Shaun White bows out of Sochi Olympics slopestyle contest: Superstar snowboarder says “risk of injury” is too ... http://t.co/zCyAzfcCLg— US National News (@USANationalNews) February 5, 2014
After his runs, Parrot spoke with ESPN.com and relayed his confidence: "Other riders complained about the course this week. I actually found it really good from Day 1 to now."
Of the two runs, eight riders were able to finish with a score of 90.0 or better. The U.S. will have their work cut out for them, as Charles Guldemond, Sage Kotsenburg and Ryan Stassel finished with scores of 86.00, 86.50 and 81.00, respectively.
It just doesn't seem like Team USA has what it takes to medal in this event with so much talent on display from other countries.
Despite the disappointing performances by U.S. riders, rest assured that the remaining top-tier athletes in Sochi will keep this event very competitive down to the bitter end.
The ladies' slopestyle event remains just as competitive. Fortunately for the U.S., talented rider Jamie Anderson is well in the mix after scoring a 93.50 in her lone run on Thursday.
Anderson shared her experience so far in Sochi with ESPN: "It's a challenging course. A lot of impact for everyone. Little 15-year-olds are like, 'I'm not even old and my back is still sore every day. Not even from crashing, just from riding.'"
The only rider ahead of Anderson at this time is Austrian Anna Gasser, who put together a solid 95.50 on Thursday. The two aforementioned athletes were the only two to score in the 90s during the qualifying round.

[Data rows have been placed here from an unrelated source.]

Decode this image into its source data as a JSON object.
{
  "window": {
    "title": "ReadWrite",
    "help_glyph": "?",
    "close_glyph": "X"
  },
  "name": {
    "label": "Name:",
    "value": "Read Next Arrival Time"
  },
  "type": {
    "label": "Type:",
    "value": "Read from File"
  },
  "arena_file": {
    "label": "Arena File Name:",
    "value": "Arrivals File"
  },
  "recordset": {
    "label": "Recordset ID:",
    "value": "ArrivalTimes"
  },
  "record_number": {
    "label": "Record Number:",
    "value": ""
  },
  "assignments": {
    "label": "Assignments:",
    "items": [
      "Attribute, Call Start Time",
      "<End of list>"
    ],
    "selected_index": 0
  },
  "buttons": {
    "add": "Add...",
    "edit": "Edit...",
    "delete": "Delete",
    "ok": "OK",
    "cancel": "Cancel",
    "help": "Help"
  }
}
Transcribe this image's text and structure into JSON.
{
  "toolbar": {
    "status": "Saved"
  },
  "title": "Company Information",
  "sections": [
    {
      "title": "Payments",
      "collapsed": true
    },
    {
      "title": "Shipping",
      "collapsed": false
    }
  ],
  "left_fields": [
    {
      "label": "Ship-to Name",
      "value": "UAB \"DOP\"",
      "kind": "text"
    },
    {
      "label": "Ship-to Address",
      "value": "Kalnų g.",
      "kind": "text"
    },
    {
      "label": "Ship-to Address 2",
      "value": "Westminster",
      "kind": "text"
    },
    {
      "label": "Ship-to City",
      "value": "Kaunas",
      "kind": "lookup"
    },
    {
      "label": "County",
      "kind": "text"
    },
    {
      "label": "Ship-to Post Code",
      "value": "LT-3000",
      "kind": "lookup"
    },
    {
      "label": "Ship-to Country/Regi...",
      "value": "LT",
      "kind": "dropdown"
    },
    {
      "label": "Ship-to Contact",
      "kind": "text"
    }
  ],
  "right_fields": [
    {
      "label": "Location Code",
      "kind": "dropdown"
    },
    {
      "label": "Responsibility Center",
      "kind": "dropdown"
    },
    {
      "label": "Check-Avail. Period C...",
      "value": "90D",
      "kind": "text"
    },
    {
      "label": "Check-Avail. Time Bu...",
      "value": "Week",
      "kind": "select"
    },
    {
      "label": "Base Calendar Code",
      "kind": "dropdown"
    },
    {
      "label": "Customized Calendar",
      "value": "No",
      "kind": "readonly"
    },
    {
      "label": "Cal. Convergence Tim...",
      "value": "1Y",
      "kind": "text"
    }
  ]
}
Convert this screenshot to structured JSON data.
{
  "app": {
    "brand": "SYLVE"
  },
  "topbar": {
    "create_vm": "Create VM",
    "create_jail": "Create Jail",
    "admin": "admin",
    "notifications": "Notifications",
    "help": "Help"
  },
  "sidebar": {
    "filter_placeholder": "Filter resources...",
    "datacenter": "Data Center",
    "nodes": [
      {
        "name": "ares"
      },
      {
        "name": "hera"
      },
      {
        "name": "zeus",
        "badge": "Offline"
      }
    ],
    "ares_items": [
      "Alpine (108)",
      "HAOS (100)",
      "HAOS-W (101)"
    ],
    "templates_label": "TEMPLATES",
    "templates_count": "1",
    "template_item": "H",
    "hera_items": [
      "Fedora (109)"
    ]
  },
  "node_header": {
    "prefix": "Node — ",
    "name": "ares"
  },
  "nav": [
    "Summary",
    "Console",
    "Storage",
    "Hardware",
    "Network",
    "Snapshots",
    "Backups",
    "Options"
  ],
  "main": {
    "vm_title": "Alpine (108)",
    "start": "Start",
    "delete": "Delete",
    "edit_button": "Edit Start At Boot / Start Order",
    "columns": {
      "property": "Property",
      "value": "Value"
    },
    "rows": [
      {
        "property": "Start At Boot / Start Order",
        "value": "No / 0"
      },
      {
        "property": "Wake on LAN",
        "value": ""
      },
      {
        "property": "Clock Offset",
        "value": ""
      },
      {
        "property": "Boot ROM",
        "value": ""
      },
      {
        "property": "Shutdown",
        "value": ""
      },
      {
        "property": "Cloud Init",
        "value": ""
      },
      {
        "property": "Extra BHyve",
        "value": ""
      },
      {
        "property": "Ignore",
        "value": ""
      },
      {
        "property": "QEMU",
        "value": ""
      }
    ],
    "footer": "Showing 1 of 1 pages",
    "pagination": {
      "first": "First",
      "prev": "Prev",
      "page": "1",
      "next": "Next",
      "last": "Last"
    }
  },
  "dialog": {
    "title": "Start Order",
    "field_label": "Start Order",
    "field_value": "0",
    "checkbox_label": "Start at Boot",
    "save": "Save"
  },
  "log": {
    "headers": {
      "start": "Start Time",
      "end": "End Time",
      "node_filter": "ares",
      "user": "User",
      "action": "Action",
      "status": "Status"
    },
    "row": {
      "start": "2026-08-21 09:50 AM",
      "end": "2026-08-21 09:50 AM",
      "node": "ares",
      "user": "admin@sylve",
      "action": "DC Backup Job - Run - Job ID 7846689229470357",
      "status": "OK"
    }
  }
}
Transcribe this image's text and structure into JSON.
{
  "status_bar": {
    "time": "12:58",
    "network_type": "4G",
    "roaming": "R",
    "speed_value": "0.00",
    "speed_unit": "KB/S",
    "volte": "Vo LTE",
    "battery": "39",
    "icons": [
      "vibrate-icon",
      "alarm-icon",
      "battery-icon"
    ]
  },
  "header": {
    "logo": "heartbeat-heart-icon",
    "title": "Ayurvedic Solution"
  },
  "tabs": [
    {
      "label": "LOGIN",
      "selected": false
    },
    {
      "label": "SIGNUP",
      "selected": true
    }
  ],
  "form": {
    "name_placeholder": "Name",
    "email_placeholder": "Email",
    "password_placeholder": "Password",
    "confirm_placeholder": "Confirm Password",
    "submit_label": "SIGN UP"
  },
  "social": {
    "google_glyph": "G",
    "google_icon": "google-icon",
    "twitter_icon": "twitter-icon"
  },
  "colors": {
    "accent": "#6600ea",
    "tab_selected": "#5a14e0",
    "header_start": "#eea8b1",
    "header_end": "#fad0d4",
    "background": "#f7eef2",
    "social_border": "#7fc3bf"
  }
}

Anderson was a little banged up heading into Thursday's qualifying round. She is very capable of putting together multiple top-notch performances, and she could certainly overtake Gasser when healthy. These two will absolutely continue to put on a show for everyone watching.